“It was raining a bit, I was just concentrating on my race, looking from corner to corner. I was really just a tad too late on the brakes, the rear-axle locked, I slid straight ahead carrying no speed. I could not believe it at first. Sure, I dropped a lot of points there.”

Every time Vettel and Ferrari slipped up Mercedes were there to capitalise, a fact that the four times F1 World champion acknowledged, “I believe the strength Mercedes had this year was to take maximum advantage of our weaknesses and fight back in those races.”

“At the same time, to increase pressure on us, they spread the word to everyone that our car was dominant. I see it differently: our car was not dominant, we had our chances, we used most of them but the bottom line is we were missing something.”

The Italian Grand Prix provided another defining moment in the German’s campaign when he came off second best in a first lap wheel-to-wheel tussle with title rival Lewis Hamilton, which left the #5 car facing the wrong way and playing catch-up all race while the #44 powered to an unexpected victory on the Scuderia’s home turf.

Vettel explained, “Many of the incidents were 50-50. At Monza, it could have been Lewis. He did not see me in his blind spot, he is not the kind of guy who cuts in or closes the door. I wanted to avoid the collision, but could not vanish.”

“In retrospect, I could have stayed on the gas and take both of us out, but I turned away and he got away. My car was damaged, not his. So that happened unfortunately, I was in the wrong place too often this year.”

The 31-year-old’s childhood rival Michael Schumacher cut a similar path at Ferrari two decades ago, only securing titles in his fifth season with the Scuderia.

“I don’t want to compare that era with myself,” insisted Vettel. “Although I understand that the comparison is inevitable. We are both German, both at Ferrari, both without a title for four years. If we win then we can talk about it, after that even half of Michael’s accomplishments will be good for me.

Asked to summarise his four seasons in red, Vettel said, “The team has developed a lot during this period. Today’s team is much stronger and more composed than four years ago. In the beginning, everything was very fragmented.”

“To some extent success has been achieved even if the great success has not yet materialised. However, we have shown in recent years that this team has potential.
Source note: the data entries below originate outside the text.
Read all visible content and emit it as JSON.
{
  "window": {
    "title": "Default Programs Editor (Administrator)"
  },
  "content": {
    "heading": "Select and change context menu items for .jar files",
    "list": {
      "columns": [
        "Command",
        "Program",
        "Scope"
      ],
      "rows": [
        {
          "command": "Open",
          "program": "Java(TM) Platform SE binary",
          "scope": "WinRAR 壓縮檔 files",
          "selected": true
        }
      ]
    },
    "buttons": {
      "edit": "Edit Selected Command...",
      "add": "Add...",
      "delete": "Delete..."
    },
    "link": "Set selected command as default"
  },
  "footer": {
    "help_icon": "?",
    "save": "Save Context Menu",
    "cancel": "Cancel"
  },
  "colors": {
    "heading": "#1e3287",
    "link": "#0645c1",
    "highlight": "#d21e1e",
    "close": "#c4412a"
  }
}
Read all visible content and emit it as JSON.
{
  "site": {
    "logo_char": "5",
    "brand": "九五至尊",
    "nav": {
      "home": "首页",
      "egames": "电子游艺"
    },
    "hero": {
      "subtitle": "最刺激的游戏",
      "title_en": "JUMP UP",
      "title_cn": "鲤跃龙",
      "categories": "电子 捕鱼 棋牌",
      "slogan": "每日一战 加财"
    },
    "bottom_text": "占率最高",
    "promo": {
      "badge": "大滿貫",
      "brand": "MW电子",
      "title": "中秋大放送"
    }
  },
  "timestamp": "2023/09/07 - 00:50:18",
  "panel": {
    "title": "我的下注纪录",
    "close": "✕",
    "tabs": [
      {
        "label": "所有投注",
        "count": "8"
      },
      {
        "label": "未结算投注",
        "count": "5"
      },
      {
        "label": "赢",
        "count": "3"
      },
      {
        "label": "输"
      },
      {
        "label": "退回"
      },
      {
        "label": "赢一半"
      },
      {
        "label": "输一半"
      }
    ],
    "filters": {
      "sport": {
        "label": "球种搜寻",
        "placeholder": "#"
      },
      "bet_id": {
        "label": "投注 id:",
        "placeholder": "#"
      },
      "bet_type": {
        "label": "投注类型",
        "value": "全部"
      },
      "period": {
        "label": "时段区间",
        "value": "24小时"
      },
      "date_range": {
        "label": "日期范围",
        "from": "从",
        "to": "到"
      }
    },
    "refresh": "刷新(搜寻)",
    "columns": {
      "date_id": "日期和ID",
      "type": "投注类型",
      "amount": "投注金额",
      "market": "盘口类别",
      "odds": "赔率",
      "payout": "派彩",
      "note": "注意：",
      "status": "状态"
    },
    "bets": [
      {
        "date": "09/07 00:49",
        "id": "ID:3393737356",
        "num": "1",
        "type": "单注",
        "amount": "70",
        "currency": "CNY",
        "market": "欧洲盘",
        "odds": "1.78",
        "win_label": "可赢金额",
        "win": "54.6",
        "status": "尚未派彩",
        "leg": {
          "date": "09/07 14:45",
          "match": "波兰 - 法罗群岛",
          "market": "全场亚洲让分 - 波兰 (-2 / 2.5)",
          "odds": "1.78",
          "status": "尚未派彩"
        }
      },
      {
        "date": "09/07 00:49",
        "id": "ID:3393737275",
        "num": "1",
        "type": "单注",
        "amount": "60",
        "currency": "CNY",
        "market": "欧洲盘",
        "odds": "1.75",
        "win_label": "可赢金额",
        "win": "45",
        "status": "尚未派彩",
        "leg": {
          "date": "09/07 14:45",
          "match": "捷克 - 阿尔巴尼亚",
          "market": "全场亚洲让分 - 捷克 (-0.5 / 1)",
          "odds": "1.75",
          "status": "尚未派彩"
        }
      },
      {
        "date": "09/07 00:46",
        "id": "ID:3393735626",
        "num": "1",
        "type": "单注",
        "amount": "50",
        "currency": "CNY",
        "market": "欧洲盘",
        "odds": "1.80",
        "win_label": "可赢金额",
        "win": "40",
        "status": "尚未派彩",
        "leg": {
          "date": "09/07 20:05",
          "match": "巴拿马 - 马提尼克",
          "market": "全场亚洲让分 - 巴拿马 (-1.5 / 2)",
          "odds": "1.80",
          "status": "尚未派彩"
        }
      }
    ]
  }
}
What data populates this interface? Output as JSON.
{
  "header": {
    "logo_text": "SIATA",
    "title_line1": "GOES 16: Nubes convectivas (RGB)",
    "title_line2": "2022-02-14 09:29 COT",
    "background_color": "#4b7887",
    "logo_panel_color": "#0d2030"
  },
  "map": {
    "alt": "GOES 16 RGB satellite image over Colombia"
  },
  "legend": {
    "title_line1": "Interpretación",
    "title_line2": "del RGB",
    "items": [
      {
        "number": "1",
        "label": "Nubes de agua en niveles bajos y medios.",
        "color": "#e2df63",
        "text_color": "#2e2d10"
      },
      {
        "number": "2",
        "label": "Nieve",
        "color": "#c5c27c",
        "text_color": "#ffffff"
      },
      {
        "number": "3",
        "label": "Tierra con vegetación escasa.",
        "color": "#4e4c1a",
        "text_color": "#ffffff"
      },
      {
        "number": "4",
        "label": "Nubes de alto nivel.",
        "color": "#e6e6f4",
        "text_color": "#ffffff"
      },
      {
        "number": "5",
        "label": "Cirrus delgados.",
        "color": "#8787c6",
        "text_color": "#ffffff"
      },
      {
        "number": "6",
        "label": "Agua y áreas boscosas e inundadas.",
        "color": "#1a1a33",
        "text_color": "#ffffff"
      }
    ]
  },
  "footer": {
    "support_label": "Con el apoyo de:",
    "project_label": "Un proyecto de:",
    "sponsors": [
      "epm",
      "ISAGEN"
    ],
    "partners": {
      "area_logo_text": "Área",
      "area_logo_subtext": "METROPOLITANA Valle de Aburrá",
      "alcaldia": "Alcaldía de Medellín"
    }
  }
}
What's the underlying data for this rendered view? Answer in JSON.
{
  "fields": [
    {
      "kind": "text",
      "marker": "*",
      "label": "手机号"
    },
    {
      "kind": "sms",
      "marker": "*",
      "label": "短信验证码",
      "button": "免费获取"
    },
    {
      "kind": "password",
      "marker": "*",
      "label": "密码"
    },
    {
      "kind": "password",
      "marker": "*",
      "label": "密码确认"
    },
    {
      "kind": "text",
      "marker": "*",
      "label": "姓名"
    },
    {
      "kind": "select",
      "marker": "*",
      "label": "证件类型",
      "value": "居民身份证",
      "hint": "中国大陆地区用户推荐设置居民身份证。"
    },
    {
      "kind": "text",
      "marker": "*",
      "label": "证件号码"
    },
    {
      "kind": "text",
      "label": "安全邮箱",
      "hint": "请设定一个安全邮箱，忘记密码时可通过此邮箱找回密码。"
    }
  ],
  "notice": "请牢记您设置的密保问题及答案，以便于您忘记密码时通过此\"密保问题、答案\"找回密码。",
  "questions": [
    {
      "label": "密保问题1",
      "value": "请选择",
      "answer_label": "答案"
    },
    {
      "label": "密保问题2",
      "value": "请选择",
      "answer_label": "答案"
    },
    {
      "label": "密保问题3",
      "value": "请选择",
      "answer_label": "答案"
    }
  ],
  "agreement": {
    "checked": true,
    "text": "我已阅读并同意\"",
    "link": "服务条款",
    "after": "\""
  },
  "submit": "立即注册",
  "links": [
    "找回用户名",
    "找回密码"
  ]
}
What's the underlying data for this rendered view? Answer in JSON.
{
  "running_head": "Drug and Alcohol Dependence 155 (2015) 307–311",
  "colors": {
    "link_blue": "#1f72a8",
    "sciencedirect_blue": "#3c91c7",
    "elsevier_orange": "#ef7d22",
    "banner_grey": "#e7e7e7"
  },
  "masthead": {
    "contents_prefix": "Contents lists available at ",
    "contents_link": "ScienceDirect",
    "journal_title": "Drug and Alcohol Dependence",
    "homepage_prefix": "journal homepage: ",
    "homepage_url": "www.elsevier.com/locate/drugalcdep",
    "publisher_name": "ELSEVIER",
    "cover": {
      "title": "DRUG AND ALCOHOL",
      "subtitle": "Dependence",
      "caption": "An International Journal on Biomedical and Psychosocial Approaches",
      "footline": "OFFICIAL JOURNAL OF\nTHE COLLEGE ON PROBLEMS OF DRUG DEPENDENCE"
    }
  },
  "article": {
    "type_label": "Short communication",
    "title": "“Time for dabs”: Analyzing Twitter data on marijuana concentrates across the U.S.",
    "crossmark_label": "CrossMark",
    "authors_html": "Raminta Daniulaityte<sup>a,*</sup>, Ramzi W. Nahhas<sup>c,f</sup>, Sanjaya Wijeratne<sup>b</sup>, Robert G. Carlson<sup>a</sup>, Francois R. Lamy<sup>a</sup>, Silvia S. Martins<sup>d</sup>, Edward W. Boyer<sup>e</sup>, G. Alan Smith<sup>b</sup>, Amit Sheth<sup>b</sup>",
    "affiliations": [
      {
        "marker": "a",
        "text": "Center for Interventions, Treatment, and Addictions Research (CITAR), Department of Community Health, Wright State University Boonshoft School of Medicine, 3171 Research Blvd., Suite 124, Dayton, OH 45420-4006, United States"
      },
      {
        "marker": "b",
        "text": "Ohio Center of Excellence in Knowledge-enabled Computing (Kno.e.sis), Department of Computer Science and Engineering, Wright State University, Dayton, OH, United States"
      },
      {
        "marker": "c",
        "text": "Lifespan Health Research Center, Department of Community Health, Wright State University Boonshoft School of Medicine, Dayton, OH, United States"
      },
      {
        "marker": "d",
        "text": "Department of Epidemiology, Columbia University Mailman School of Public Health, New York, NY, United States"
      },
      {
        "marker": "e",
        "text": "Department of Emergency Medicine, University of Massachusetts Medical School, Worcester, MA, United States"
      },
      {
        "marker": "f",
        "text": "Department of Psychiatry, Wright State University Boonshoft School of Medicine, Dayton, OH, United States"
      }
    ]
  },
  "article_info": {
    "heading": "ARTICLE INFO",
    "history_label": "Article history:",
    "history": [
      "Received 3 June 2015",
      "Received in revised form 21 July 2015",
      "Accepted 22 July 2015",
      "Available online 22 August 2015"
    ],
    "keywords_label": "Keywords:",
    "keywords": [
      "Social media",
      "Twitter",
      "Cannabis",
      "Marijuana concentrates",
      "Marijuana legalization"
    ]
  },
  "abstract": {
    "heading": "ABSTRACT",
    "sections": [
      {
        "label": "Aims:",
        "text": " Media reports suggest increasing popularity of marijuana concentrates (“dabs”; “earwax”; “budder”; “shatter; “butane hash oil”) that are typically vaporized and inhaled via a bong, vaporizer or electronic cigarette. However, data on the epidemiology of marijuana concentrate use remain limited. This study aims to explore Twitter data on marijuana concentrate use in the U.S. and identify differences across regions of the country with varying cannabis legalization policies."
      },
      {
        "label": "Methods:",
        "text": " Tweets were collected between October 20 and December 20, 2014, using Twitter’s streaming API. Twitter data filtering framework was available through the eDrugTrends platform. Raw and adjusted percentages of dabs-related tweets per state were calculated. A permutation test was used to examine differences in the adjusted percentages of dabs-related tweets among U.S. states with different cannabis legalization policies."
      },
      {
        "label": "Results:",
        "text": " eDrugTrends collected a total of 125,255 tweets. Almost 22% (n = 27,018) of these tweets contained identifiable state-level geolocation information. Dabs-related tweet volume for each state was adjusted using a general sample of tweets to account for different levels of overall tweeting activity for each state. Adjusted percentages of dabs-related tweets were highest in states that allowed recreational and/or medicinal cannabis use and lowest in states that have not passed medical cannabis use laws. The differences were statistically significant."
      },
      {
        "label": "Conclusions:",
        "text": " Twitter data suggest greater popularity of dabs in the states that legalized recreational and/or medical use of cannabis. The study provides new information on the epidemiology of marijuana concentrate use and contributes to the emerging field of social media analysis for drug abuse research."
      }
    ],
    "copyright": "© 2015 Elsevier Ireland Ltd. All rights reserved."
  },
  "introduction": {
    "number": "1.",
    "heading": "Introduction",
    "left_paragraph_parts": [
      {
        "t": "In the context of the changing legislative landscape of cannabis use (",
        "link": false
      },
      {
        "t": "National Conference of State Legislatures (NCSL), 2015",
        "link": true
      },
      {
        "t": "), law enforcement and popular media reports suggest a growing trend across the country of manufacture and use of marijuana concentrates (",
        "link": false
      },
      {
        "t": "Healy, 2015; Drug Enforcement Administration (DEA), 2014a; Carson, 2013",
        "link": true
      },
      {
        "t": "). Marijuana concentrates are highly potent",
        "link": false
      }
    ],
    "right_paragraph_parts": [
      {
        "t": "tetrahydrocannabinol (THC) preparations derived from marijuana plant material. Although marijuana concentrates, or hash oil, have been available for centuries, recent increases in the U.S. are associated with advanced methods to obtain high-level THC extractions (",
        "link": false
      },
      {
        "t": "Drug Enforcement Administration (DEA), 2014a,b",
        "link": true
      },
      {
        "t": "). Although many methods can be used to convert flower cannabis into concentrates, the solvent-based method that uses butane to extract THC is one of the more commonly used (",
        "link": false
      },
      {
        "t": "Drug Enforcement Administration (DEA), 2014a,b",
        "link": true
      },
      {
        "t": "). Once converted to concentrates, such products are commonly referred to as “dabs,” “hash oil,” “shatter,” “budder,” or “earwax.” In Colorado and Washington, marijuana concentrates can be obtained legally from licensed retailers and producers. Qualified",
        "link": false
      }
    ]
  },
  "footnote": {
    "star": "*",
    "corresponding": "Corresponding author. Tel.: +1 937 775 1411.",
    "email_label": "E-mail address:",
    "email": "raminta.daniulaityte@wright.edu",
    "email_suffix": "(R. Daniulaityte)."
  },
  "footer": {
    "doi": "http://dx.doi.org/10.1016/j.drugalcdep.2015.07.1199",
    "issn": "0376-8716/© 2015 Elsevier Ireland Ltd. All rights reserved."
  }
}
We already had a very good car in 2017 and this year achieved our goals as we had planned.”

“In retrospect, one would certainly have wished for some things to move a little faster, but the trend is positive, even if we are not yet where we want to be,” added Vettel.

The issue of blame for the team’s failings next year has become a contentious hot-potato in a power struggle that is simmering in the corridors of Maranello.

Team principal Maurizio Arrivabene and technical boss Mattia Binotto have been squaring up, the latter unhappy with the criticism by the pair of the package he delivered for the team this season.

With Vettel (not for the first time) continuing to claim there was something lacking, an interesting dynamic is developing within the team with next season fast approaching.

Arrivabene: I am very angry and very disappointed